That is, she is managing a full load as an assistant professor at Georgetown College while adjusting to her new role as a high-profile supporter and chief cheerleader for the extended family that is UK football.
Never miss a local story.
"Her biggest challenge is time management," Knapp said. Leslie Phillips has a lot to do and has set hard standards for herself. "But the thing about Leslie is that she is really good with details."
The details include the problems of feeding the entire Kentucky football squad at an annual dinner, then getting the guys, who tended to eat and run, to stick around and mingle.
"Caterers are my friends," Phillips said, solving the first problem.
The solution for the second problem? Creating a corn hole tournament, finding 20 corn hole sets, getting all her neighbors to agree that, just for one day, they'll close the street so the boys can play.
Phillips downplays her role with the team before describing the need to open her home for recruiting dinners with potential players and brunches with their families. She even has shared with the players her passion for yoga.

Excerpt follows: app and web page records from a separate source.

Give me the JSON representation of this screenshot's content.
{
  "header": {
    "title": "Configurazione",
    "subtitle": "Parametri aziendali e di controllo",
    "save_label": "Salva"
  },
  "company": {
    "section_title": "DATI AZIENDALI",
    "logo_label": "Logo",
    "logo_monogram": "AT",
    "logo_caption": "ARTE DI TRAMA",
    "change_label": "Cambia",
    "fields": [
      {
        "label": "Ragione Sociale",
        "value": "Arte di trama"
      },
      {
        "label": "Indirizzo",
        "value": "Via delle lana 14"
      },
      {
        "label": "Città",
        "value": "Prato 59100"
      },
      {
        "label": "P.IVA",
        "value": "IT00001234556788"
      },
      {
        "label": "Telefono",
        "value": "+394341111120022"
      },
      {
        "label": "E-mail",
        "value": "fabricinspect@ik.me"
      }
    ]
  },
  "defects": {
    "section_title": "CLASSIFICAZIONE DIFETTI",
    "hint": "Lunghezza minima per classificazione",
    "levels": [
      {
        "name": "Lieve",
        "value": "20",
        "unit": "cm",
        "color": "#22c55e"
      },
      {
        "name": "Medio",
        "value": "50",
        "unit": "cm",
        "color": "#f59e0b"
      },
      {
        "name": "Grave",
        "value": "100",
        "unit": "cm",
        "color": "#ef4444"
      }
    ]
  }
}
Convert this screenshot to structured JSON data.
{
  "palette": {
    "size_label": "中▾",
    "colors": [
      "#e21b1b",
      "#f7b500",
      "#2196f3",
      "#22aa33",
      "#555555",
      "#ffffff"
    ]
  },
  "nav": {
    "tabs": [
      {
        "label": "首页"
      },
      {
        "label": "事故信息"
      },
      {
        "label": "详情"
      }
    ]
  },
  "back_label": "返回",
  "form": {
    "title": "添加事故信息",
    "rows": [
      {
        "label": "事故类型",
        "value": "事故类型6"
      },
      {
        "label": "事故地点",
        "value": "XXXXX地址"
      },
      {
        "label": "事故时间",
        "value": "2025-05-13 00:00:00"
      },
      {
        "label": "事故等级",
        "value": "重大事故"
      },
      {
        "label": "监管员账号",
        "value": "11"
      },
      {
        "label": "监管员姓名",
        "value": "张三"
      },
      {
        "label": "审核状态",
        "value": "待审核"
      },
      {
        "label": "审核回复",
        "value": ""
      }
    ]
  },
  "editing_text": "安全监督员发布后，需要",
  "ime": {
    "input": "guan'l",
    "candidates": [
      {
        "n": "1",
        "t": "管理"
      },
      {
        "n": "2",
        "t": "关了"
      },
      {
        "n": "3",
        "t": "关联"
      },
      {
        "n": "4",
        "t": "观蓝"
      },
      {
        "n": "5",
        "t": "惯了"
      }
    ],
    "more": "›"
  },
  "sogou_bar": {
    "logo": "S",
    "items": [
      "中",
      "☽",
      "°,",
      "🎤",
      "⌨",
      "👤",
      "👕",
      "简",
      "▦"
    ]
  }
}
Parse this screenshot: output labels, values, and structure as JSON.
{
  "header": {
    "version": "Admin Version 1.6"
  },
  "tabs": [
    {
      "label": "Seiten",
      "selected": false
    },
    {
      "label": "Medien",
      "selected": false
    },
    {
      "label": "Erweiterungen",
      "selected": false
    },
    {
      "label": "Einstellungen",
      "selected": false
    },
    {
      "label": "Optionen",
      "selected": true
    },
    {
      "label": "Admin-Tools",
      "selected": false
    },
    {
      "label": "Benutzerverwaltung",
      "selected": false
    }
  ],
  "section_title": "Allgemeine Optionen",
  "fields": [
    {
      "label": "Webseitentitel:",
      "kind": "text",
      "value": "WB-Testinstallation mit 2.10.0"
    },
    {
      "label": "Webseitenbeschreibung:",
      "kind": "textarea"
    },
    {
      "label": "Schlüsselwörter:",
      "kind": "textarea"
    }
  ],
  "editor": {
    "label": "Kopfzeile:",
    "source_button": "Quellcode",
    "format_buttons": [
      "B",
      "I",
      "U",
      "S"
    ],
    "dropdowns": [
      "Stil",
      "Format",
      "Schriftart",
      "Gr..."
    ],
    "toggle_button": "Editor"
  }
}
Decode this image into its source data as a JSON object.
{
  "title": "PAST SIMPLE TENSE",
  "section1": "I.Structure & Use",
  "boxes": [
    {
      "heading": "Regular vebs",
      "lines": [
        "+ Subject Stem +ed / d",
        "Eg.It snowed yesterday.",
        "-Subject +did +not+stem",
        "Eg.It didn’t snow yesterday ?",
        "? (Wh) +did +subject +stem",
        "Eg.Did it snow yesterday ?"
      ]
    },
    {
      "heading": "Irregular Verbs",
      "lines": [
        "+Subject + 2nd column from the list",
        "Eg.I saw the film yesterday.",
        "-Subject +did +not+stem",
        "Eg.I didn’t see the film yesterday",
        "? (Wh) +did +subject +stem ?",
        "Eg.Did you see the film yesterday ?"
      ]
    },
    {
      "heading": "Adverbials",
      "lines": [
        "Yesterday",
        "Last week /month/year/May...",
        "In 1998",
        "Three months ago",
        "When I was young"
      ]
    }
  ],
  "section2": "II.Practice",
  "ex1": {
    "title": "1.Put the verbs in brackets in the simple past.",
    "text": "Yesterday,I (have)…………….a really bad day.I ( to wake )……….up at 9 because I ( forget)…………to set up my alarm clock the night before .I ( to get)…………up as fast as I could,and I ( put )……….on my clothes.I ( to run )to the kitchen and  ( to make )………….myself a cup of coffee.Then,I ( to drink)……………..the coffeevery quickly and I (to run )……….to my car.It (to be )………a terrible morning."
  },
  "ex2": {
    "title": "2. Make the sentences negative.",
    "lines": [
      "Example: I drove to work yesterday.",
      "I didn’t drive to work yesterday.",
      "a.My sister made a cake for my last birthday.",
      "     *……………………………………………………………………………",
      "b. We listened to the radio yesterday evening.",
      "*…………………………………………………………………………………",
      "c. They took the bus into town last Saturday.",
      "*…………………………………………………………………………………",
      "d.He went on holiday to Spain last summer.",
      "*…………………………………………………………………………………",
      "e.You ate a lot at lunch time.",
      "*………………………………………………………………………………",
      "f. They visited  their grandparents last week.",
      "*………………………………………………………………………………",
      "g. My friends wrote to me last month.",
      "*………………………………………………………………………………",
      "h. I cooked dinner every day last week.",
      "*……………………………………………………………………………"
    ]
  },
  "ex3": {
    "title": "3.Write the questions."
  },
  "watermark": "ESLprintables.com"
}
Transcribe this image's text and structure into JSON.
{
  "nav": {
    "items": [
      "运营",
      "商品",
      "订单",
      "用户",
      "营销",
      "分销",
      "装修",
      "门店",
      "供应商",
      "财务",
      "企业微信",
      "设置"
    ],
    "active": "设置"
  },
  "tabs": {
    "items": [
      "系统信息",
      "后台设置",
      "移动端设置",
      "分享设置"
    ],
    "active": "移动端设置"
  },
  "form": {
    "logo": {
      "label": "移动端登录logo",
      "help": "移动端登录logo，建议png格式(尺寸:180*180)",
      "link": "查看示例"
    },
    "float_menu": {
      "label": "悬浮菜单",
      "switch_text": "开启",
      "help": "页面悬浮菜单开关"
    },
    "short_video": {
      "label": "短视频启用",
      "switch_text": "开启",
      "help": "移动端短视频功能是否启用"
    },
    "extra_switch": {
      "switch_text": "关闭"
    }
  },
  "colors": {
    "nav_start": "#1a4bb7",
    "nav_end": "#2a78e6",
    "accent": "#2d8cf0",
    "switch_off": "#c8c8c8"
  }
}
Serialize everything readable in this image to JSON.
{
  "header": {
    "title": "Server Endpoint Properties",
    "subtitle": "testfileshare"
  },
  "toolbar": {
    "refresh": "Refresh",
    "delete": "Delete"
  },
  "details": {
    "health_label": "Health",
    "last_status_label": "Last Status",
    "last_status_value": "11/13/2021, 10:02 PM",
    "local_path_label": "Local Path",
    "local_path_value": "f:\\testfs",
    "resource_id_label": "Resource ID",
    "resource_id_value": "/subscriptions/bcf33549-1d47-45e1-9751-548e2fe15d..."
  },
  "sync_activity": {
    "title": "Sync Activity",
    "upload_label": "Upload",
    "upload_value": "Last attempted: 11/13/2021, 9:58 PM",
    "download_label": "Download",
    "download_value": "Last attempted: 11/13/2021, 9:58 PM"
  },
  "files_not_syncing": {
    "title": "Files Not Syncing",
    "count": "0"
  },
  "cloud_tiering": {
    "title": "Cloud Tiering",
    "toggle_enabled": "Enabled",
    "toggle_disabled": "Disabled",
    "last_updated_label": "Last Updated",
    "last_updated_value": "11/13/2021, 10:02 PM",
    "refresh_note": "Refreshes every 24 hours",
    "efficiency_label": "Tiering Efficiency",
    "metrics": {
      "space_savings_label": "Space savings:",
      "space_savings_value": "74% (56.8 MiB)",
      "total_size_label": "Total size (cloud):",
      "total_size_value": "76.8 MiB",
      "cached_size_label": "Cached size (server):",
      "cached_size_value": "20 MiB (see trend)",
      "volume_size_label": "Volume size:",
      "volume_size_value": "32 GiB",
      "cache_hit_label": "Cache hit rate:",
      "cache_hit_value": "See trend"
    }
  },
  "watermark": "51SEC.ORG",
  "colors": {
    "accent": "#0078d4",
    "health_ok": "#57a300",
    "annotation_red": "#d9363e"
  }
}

"She's going to be just fine," Karen Brooks, wife of former head coach Rich Brooks, said. "She's so passionate about UK, about her husband and about football."
Plus, Brooks said, "She's been in this game a long time."
It would have been hard to imagine such a juggling act back when Phillips met her husband at her on-campus job, checking IDs at the Seaton Center. They were freshmen.
"We dated for years and years and years," she said. That would be 16 years to be exact, before they married in 1998. The timing was always off. He was ready when she wasn't. She was ready when he wasn't. But there was never much of a question that they would be together — somewhere.
She knew that as he started his coaching career, "the chance that we wouldn't move would be slim to none."
As it turned out, the couple went from Lexington to Bloomington, Minn.; to South Bend, Ind.; and Columbia, S.C., before landing back in Kentucky.
All the while, she was trying to continue her graduate work and collect information for a dissertation. She ultimately earned a doctorate.
"For all the glamour that comes with being a head coach's wife in the SEC, there are a lot of years that were less than that," she said.
You "kind of make a life for yourself," she said.
Having been around college football for more than 20 years, she has many role models for being a coach's wife. They are as varied as the women themselves. In particular, she said, she was inspired by Carolyn Curry, wife of former Kentucky head coach Bill Curry, who earned her doctorate while her husband worked his way through the coaching ranks.
She also said that she finds comfort in knowing that Karen Brooks is always available for advice. One important tip from Brooks: Don't listen to talk radio or read the newspapers after a loss.
Of the first move, to Minnesota, Phillips said, "I just honestly didn't know how I was going to handle it."
But she did move north, and she took up cross-country skiing. And she found a way to adjust as they moved from place to place, eventually becoming entranced with yoga, which became the final subject of her dissertation.
When it came time to move again, she said, somehow she was always ready. Still, coming back to Kentucky was coming home for the graduate of Henry Clay High School. And it gave her an opportunity to set down career roots in a way she hadn't done before.
"I can't see myself teaching anything other than college," said Phillips, who is in the kinesiology department. "I just love interacting with young people."
Her husband has managed to come speak to her classes each year. "He tries to talk them out of coaching," she said.
Still, she calls the day in 2008, when Joker Phillips was named coach in waiting, "one of the most emotional days of my life."
She was a lifelong UK fan — she especially enjoyed going to games with her father and grandfather — and her husband had just received the job he had dreamed about for decades.
"It was so surreal for him to be coaching at his alma mater," she said.
They were supposed to go out to celebrate, but Joker had to take to the road immediately for a recruiting trip.
"Our lifestyle is so busy, we haven't had time to celebrate," she said.
Karen Brooks said that's not likely to change. One big difference between being the wife of an assistant coach and the wife of the head coach is how much time the job consumes. Leslie Phillips, though, might be in a better position to handle it than some wives because of her career, Karen Brooks said.
Still, it's a high-wire, high-profile juggling act. The Phillipses make it a priority to work out together several days a week. When Joker Phillips is not on the road or in the office, they share workday tales like any couple. One perk of being the head coach's wife is a spot on the team plane for away games, which has her traveling more this year while keeping up with her classes and taking care of home.
All in all, she is happily, busily covered over.